AIM OF THE TASK =>
Each line holding the word "Average" must appear in the answer, copied from the entries.

Stored data:
++++

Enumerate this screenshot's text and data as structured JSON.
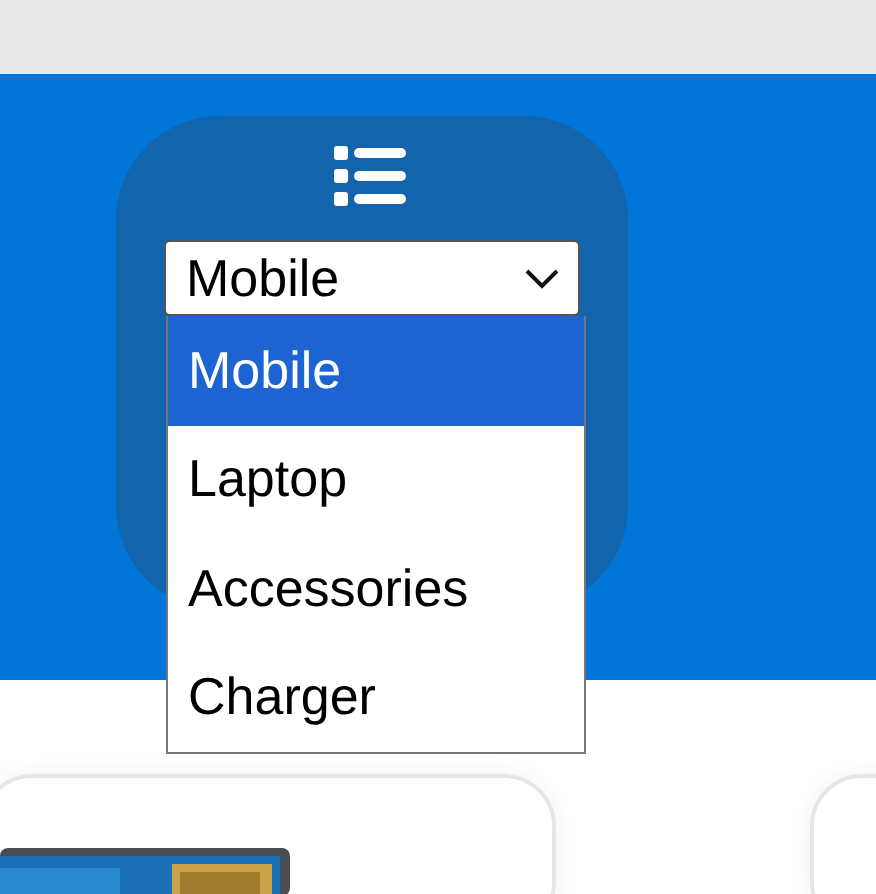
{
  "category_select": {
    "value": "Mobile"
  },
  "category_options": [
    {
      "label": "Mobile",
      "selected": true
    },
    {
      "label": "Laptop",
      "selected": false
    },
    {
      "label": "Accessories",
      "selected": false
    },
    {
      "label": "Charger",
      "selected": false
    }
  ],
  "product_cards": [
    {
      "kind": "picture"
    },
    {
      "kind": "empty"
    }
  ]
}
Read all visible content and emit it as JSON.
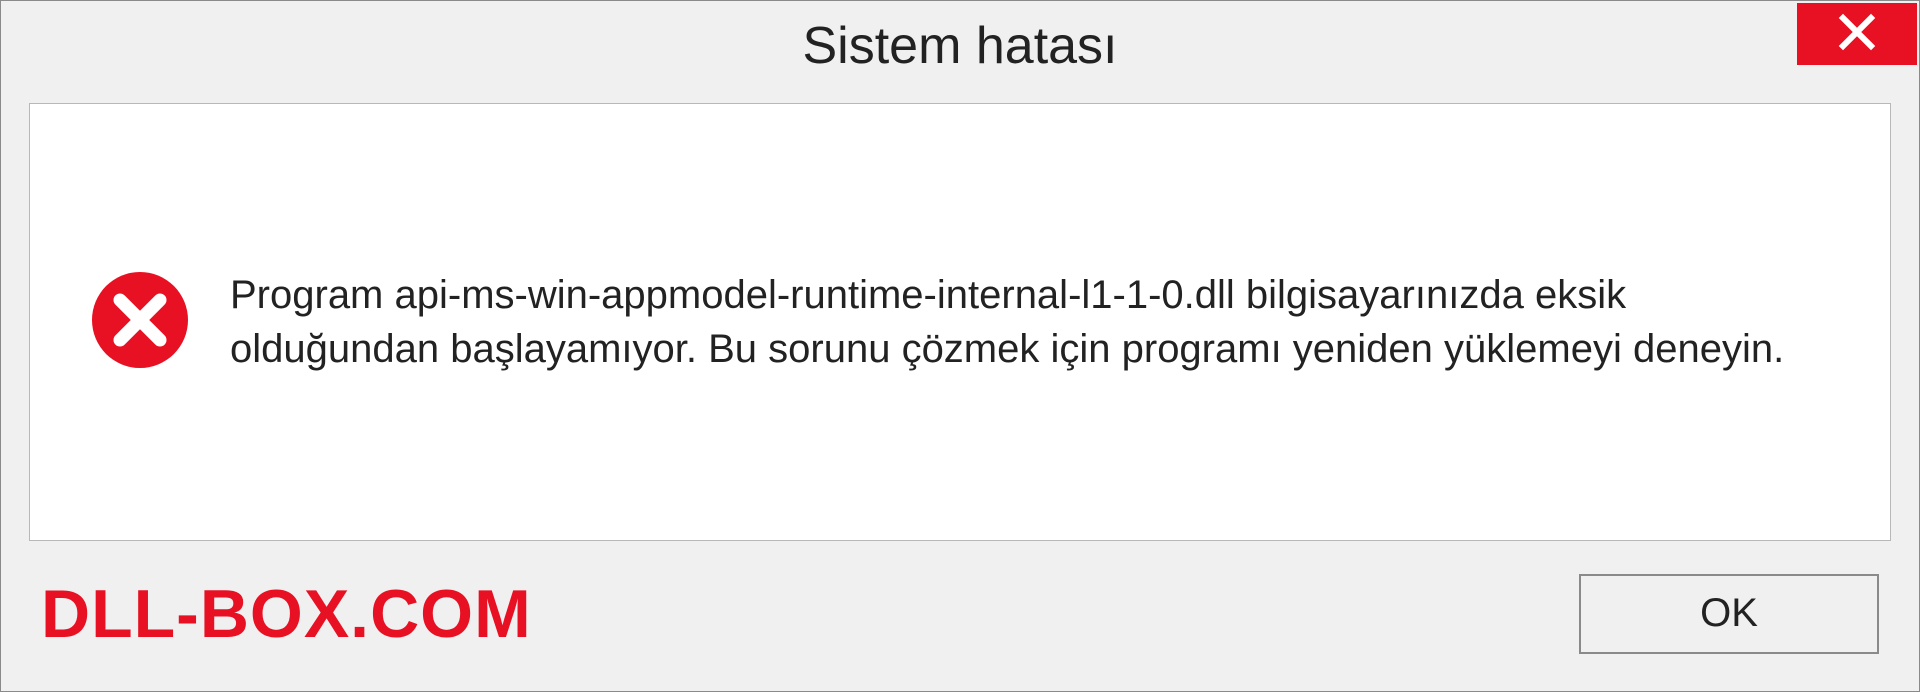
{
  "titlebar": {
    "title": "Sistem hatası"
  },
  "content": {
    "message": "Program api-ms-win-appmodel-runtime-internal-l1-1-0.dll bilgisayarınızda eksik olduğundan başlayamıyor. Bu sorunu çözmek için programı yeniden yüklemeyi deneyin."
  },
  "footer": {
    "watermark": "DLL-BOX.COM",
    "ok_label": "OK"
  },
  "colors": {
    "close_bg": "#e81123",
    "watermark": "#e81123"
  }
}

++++

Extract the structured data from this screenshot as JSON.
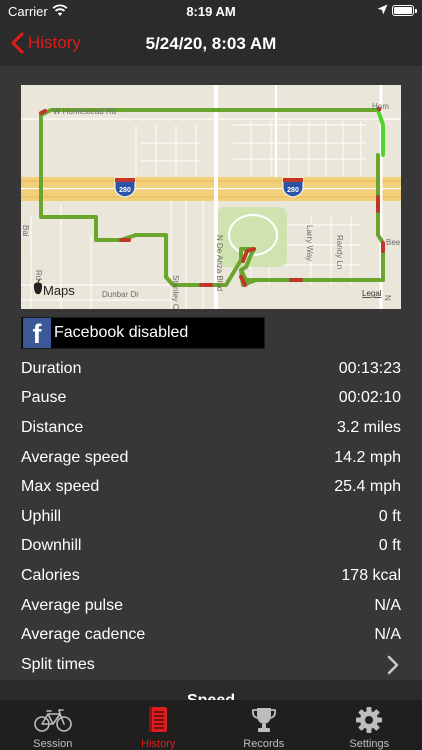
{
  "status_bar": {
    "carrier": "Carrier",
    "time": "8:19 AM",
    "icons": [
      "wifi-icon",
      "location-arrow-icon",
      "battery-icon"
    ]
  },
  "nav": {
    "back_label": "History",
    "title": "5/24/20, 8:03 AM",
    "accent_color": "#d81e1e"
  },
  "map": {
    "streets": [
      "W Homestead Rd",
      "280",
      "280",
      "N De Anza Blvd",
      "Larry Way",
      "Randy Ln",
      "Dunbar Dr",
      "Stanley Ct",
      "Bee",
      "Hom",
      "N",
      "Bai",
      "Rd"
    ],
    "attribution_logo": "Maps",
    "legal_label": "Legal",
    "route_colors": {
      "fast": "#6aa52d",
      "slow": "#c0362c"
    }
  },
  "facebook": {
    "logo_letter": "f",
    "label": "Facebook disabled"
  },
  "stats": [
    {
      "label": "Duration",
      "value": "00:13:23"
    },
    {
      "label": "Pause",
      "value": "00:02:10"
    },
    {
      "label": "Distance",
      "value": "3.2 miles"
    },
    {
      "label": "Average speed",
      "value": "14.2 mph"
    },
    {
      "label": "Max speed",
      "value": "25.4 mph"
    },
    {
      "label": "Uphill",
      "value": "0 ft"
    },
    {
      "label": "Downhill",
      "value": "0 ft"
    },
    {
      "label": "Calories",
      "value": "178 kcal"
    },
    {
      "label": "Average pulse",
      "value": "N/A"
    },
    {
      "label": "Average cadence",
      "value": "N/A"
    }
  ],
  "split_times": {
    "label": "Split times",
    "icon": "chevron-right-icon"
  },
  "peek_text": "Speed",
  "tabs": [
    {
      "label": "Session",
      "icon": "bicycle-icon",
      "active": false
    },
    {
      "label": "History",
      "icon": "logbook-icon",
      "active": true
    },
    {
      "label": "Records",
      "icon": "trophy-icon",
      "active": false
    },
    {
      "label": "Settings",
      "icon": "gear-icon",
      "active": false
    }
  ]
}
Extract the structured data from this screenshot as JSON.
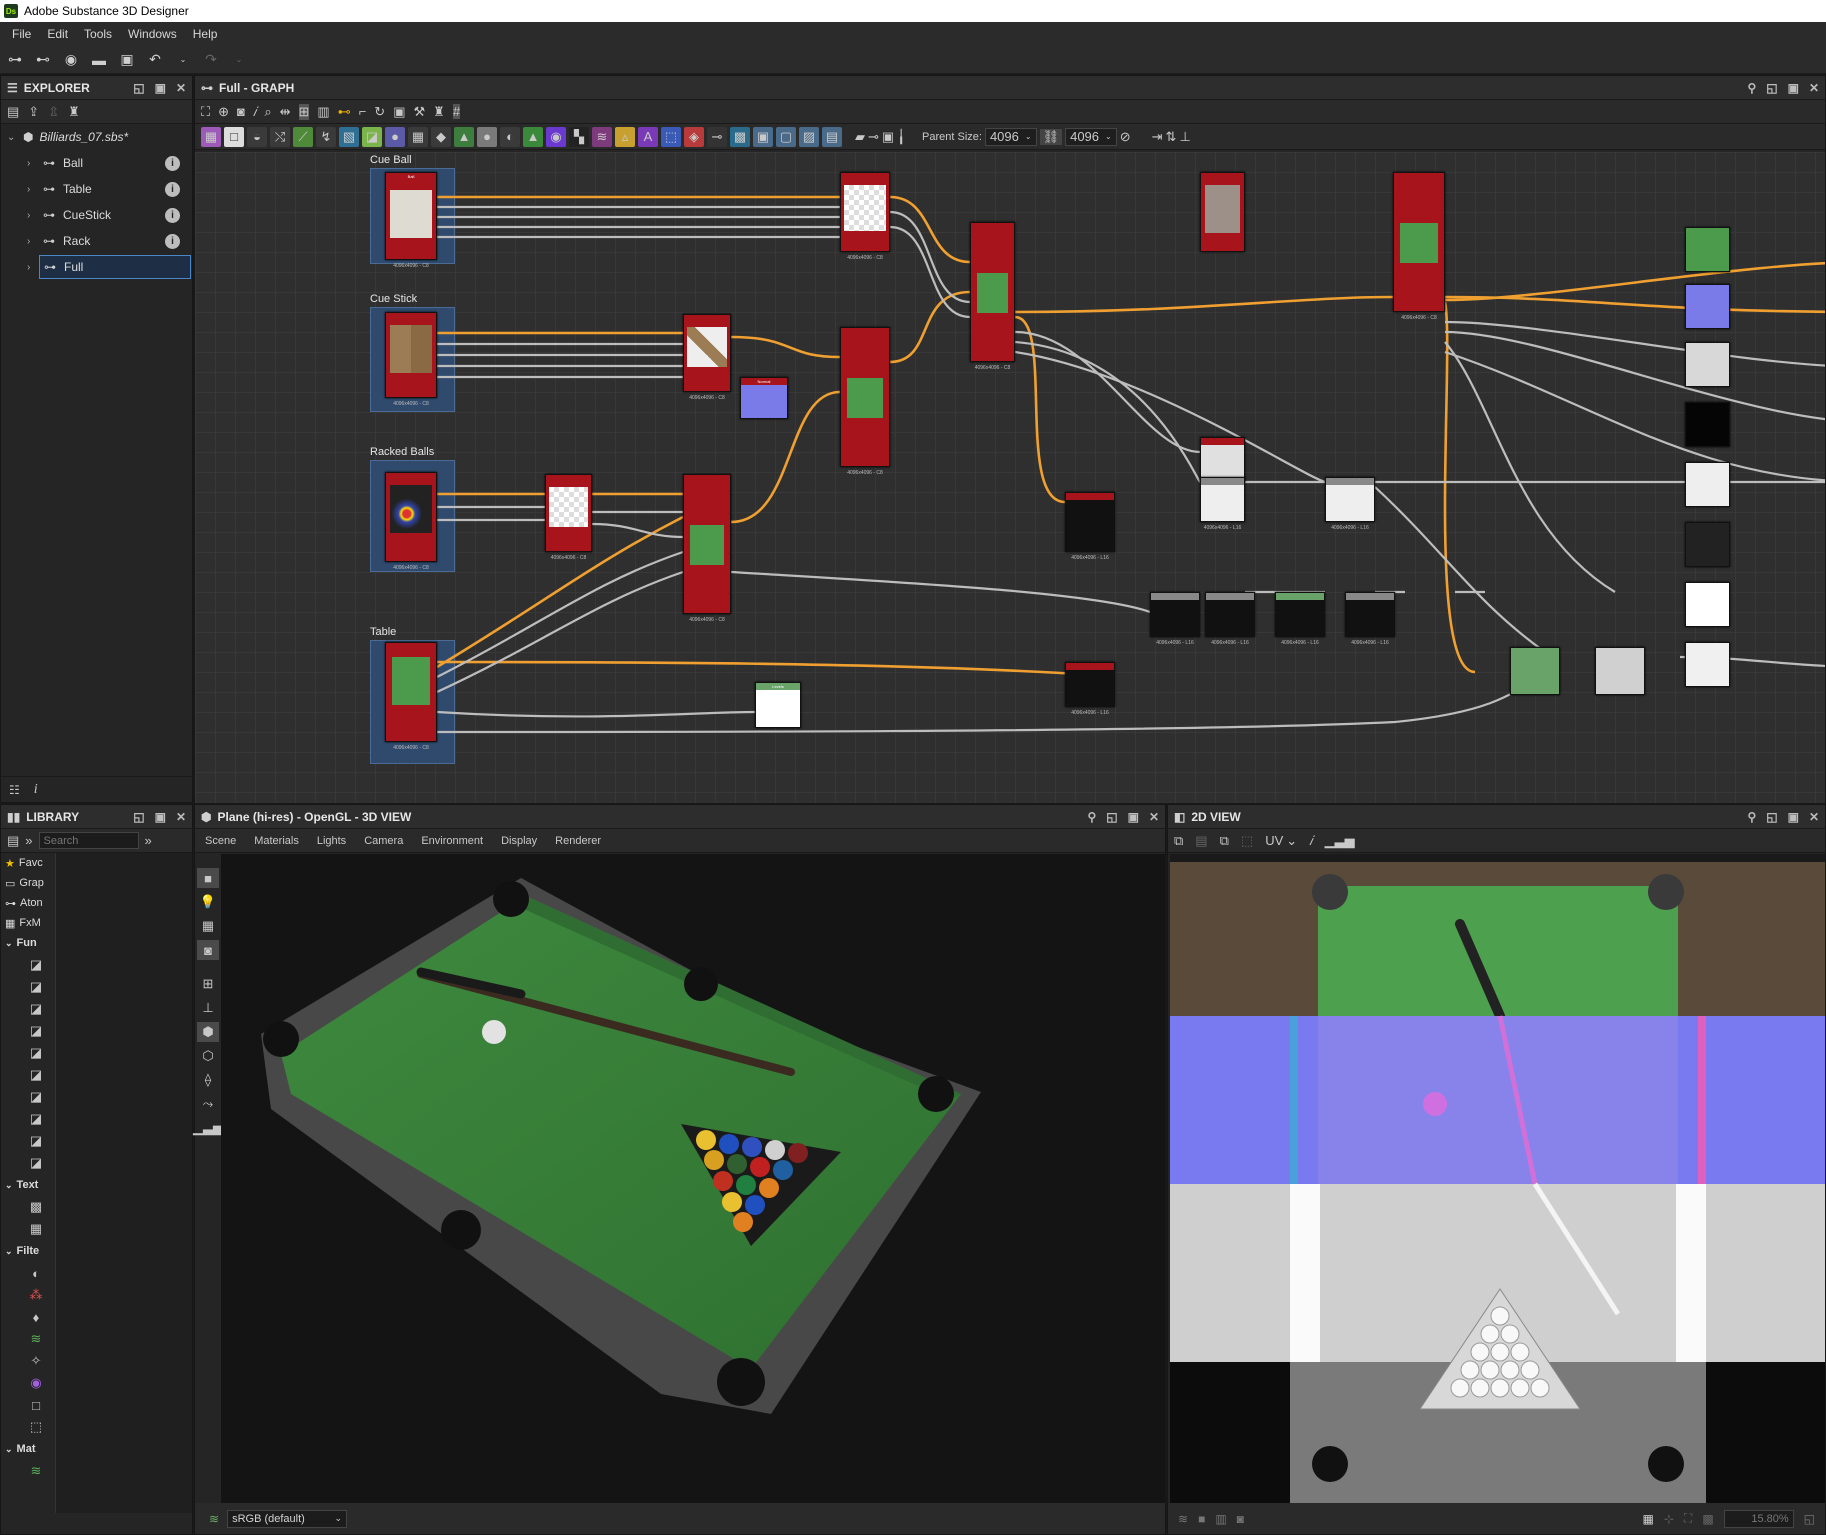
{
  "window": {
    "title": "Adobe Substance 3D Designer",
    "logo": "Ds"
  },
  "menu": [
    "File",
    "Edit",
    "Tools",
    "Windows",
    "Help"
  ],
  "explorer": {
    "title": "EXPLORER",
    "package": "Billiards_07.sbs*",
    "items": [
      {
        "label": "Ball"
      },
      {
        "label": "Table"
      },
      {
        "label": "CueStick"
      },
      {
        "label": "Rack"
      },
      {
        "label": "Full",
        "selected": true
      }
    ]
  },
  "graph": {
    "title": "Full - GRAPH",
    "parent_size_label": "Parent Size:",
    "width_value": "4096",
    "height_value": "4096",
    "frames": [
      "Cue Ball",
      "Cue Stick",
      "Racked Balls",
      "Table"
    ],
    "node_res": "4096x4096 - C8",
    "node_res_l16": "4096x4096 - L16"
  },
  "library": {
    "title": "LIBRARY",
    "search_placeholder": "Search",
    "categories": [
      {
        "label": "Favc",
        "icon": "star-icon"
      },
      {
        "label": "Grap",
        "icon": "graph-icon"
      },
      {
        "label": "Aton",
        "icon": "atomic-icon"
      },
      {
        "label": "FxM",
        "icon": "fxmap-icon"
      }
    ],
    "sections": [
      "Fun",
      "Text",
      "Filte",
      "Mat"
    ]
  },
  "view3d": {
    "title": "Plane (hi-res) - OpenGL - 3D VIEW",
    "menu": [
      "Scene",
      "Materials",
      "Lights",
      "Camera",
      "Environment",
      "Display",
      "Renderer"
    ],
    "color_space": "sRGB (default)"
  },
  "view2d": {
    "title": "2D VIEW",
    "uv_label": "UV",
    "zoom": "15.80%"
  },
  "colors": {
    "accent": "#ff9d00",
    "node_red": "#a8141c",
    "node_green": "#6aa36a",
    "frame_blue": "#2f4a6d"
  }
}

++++

RESULT OF THE TASK =>
      "label": "Average speed",
      "label": "Average pulse",
      "label": "Average cadence",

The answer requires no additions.